How You Get It
You can contract HPV through vaginal, anal, or oral sex, and it can even be passed by a person who’s asymptomatic (which is pretty common—more on that below). HPV, along with herpes, is one of the few STIs that can bypass the latex barrier of a condom and infect a person through skin-to-skin contact.
“If your partner is a known carrier of HPV and wears a condom, you can still catch this contagious virus,” says Sherry Ross, M.D., a gynecologist based in Santa Monica.
What’s It Like?
Here’s the tough part about HPV: There are usually no symptoms. At least two types of HPV (types 6 and 11) can cause genital warts (in fact, 90 percent of all genital warts are caused by those strains). But for most of the nearly 80 million people living with the infection, there are no signs.
How Serious Is It?
Most of the time HPV clears up on its own and doesn’t cause any health issues. But if you’ve seen a Gardasil commercial, you’re probably aware of its connection to cancer. Each year HPV causes about 30,700 cases of cancer, more commonly in woman than in men. Cervical cancer is the one that gets the most attention, but other rarer cancers—penile, anal, vaginal—also have strong associations with HPV. For instance, about 5,010 people are diagnosed with anal cancer each year, and about 91 percent of those cases are caused by HPV.

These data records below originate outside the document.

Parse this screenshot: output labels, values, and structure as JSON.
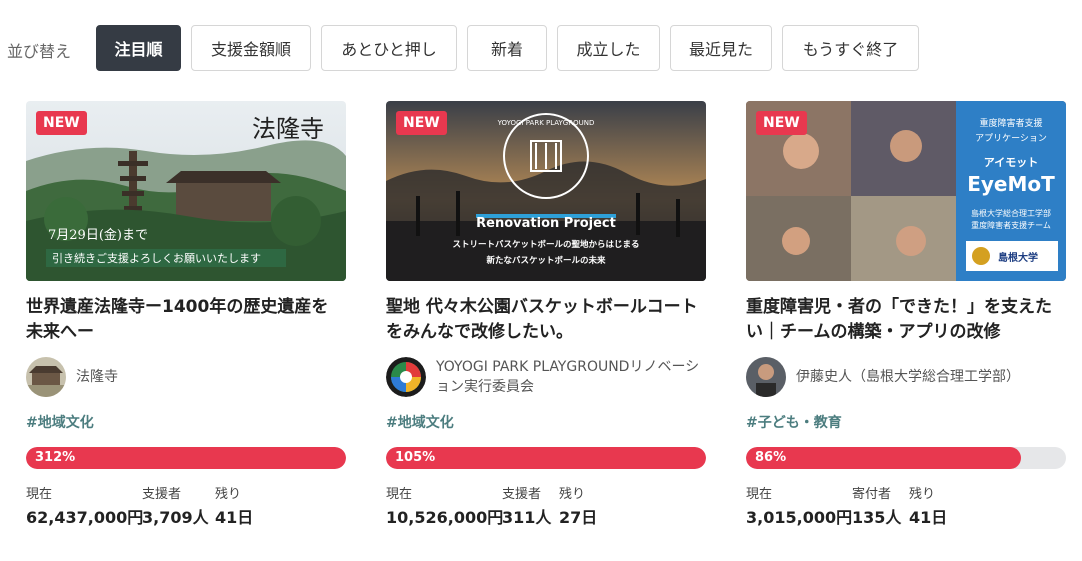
{
  "sort": {
    "label": "並び替え",
    "options": [
      "注目順",
      "支援金額順",
      "あとひと押し",
      "新着",
      "成立した",
      "最近見た",
      "もうすぐ終了"
    ],
    "active": "注目順"
  },
  "cards": [
    {
      "badge": "NEW",
      "image_text": {
        "main": "法隆寺",
        "date": "7月29日(金)まで",
        "line": "引き続きご支援よろしくお願いいたします"
      },
      "title_line1": "世界遺産法隆寺ー1400年の歴史遺産を",
      "title_line2": "未来へー",
      "owner": "法隆寺",
      "tag": "#地域文化",
      "progress_label": "312%",
      "progress": 1.0,
      "labels": {
        "current": "現在",
        "supporters": "支援者",
        "remaining": "残り"
      },
      "values": {
        "current": "62,437,000円",
        "supporters": "3,709人",
        "remaining": "41日"
      }
    },
    {
      "badge": "NEW",
      "image_text": {
        "logo": "YOYOGI PARK PLAYGROUND",
        "main": "Renovation Project",
        "line1": "ストリートバスケットボールの聖地からはじまる",
        "line2": "新たなバスケットボールの未来"
      },
      "title_line1": "聖地 代々木公園バスケットボールコート",
      "title_line2": "をみんなで改修したい。",
      "owner_line1": "YOYOGI PARK PLAYGROUNDリノベーシ",
      "owner_line2": "ョン実行委員会",
      "tag": "#地域文化",
      "progress_label": "105%",
      "progress": 1.0,
      "labels": {
        "current": "現在",
        "supporters": "支援者",
        "remaining": "残り"
      },
      "values": {
        "current": "10,526,000円",
        "supporters": "311人",
        "remaining": "27日"
      }
    },
    {
      "badge": "NEW",
      "image_text": {
        "l1": "重度障害者支援",
        "l2": "アプリケーション",
        "l3": "アイモット",
        "l4": "EyeMoT",
        "l5": "島根大学総合理工学部",
        "l6": "重度障害者支援チーム",
        "logo": "島根大学"
      },
      "title_line1": "重度障害児・者の「できた！」を支えた",
      "title_line2": "い｜チームの構築・アプリの改修",
      "owner": "伊藤史人（島根大学総合理工学部）",
      "tag": "#子ども・教育",
      "progress_label": "86%",
      "progress": 0.86,
      "labels": {
        "current": "現在",
        "supporters": "寄付者",
        "remaining": "残り"
      },
      "values": {
        "current": "3,015,000円",
        "supporters": "135人",
        "remaining": "41日"
      }
    }
  ],
  "colors": {
    "accent": "#e8384f",
    "dark": "#353b44",
    "tag": "#4c7d7f",
    "track": "#e6e7e9"
  }
}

One more thing: The types of HPV that cause genital warts are not cancerous. So though you might not like the way they look, technically, they’re less serious.
What Can I Do?
Here’s the great news: HPV has a vaccine. Gardasil, which protects against the strains that most commonly cause cancer or genital warts, has been available since 2006. There’s also Cervarix and Gardasil-9—both of which protect against even more strains of HPV.
“HPV was not even on the radar for sexually active women and men 30 years ago,” Ross says. “Now the HPV vaccine is part of the health care narrative for young girls and boys.”
It’s recommended that children ages 11 to 12 get two doses of the vaccine, whereas people who get it later (ages 15 to 26) need the whole three-dose series.
The number of people infected with three major STDs is at an all-time high (yikes!). We’re tackling common misconceptions about STIs and STDs to help #ShattertheSTIgma. Because getting tested should be NBD.